[Dataset rows describing interfaces]
-=-=-

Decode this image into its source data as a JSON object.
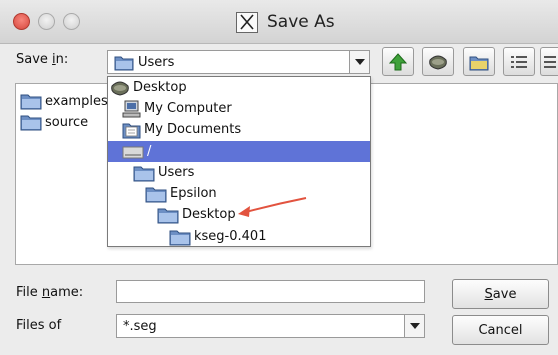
{
  "window": {
    "title": "Save As"
  },
  "save_in": {
    "label_pre": "Save ",
    "label_mnemonic": "i",
    "label_post": "n:",
    "selected": "Users"
  },
  "files": [
    {
      "name": "examples"
    },
    {
      "name": "source"
    }
  ],
  "dropdown": {
    "items": [
      {
        "label": "Desktop",
        "icon": "desktop-icon",
        "indent": 0
      },
      {
        "label": "My Computer",
        "icon": "computer-icon",
        "indent": 1
      },
      {
        "label": "My Documents",
        "icon": "documents-icon",
        "indent": 1
      },
      {
        "label": "/",
        "icon": "drive-icon",
        "indent": 1,
        "selected": true
      },
      {
        "label": "Users",
        "icon": "folder-icon",
        "indent": 2
      },
      {
        "label": "Epsilon",
        "icon": "folder-icon",
        "indent": 3
      },
      {
        "label": "Desktop",
        "icon": "folder-icon",
        "indent": 4
      },
      {
        "label": "kseg-0.401",
        "icon": "folder-icon",
        "indent": 5
      }
    ]
  },
  "file_name": {
    "label_pre": "File ",
    "label_mnemonic": "n",
    "label_post": "ame:",
    "value": ""
  },
  "files_of": {
    "label": "Files of",
    "selected": "*.seg"
  },
  "buttons": {
    "save_mnemonic": "S",
    "save_rest": "ave",
    "cancel": "Cancel"
  },
  "colors": {
    "selection": "#5f73d7",
    "annotation_arrow": "#e2533f"
  }
}
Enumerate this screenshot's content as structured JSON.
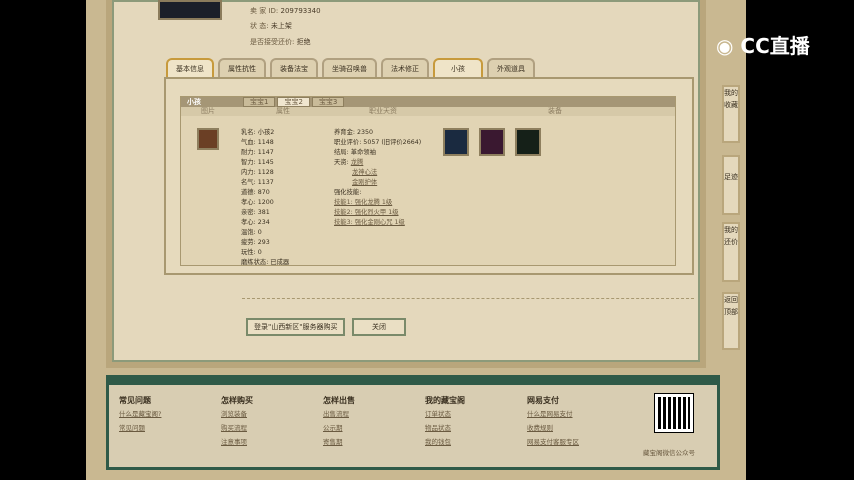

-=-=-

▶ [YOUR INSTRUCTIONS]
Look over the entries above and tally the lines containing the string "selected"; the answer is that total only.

▶ [SOLUTION FOR THIS TASK]
3